FOR those readers who are concerned, some would say incensed, by the cavalier attitude of council leader, Simon Henig, together with his cohort of Labour Party councillors at Durham County Council, the attached photograph shows the Sands car park in the centre of Durham City, adjacent to the flood prone River Wear, opposite the Radisson Blu Hotel.

The photograph shows the tree lined car park, with cars and tourist coaches in situ, before it was ‘butchered’ and the trees removed to make way for the new council HQ.

These trees were known to alleviate flooding as well as absorbing pollution from passing vehicles.
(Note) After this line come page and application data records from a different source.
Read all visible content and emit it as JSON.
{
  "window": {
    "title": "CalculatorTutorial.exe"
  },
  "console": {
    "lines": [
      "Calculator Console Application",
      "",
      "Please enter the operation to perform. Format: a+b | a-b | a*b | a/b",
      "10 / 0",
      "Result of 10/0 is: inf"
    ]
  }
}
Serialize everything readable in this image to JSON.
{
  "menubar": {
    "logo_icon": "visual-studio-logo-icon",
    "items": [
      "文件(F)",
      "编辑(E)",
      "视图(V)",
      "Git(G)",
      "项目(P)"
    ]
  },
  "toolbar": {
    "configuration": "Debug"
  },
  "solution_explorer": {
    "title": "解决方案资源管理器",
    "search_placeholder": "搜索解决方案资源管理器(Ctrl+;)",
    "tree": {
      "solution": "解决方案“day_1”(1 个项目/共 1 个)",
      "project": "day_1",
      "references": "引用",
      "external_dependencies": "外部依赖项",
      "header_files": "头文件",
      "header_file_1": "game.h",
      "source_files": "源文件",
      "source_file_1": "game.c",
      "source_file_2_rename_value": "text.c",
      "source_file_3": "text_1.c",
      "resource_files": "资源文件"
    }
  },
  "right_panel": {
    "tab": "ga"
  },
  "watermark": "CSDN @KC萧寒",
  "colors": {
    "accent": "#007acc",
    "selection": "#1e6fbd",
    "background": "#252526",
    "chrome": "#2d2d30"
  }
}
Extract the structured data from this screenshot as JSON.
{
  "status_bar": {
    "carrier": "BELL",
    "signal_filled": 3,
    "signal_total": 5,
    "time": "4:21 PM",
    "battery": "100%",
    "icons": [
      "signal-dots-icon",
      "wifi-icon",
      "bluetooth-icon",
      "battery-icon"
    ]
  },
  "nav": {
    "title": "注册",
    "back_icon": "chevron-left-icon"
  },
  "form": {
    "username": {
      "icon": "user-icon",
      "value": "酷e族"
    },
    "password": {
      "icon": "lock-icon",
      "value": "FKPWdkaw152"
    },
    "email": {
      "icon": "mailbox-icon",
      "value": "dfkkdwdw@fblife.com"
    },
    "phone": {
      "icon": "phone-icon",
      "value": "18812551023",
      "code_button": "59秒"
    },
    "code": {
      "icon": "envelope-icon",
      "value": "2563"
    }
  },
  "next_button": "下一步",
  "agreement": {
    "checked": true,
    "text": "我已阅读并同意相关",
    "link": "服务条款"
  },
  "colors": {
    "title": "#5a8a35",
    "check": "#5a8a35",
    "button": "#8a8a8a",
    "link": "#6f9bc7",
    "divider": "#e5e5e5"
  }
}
Reason enough to build the new council HQ at some other, more suitable location, many would agree.

However, although felling 97 mature trees at a location that is known to flood is bad enough, an early risk assessment, by the Environment Agency for Durham County Council, dated February 19, 2019, is significant.
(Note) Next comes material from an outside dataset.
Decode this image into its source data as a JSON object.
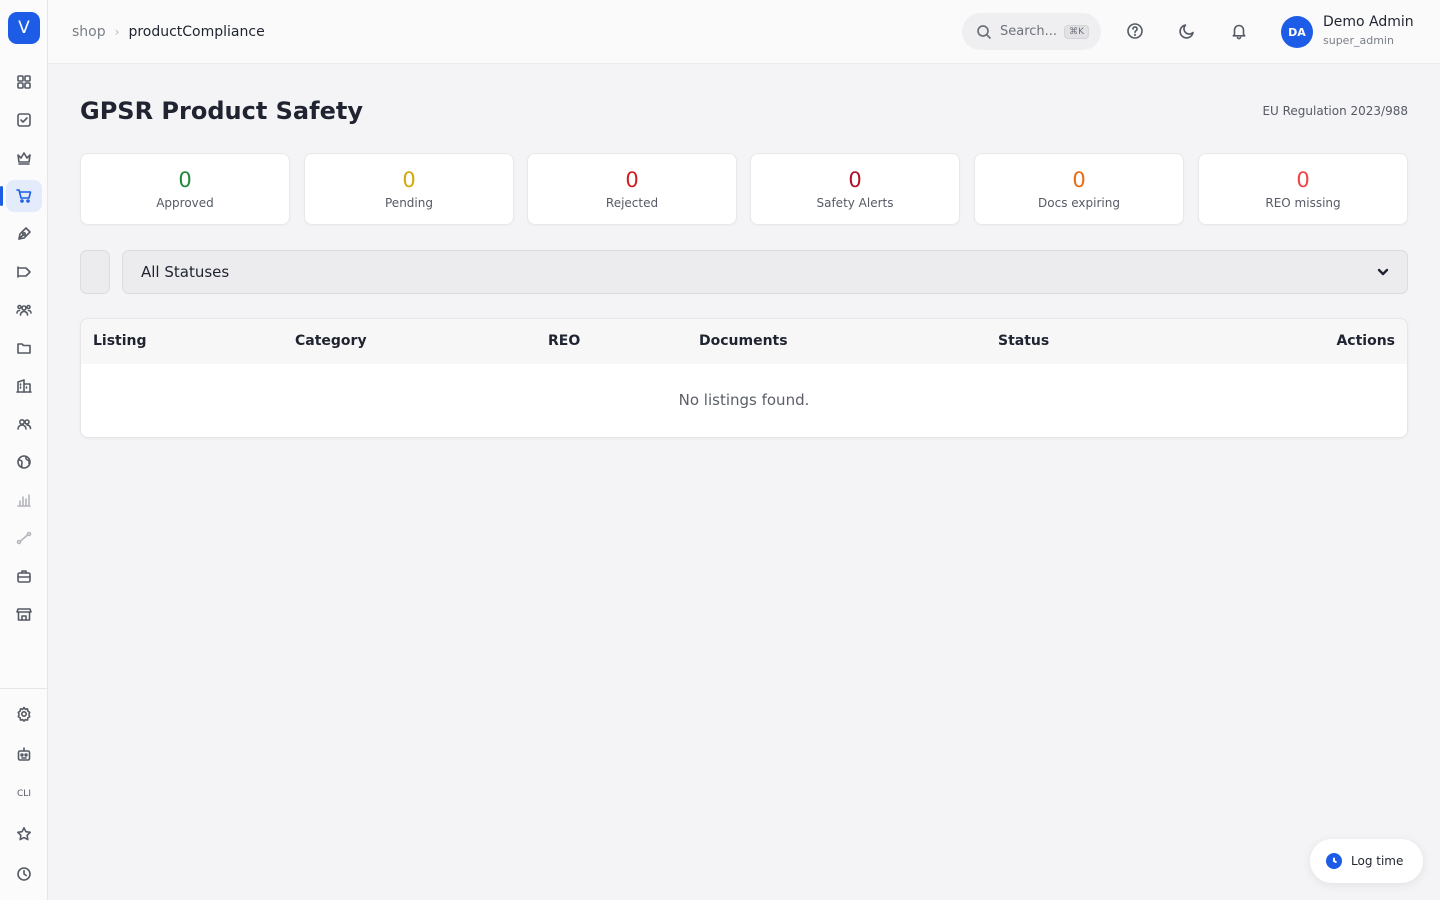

In their report the Environment Agency were very candid and identified the danger to the public, as well as to the emergency services, should they be required to respond to a flooding event.

Additional flood coping measures were recommended, including flood proofing with barriers for ground floor doors and windows, a sub-floor void for collecting excess water and an emergency evacuation plan.

Before the building of the new council HQ on the former Sands car park goes any further, I now invite council leader, Councillor Simon Henig to arrange a public meeting to explain, in detail, the rationale of spending in excess of £50m of public money to build a new council office block, together with additional flood defences, on a flood plain, in the face of climate change, when other much more suitable building sites are readily available close to the centre of Durham City.

James A Cowan, Belmont, Durham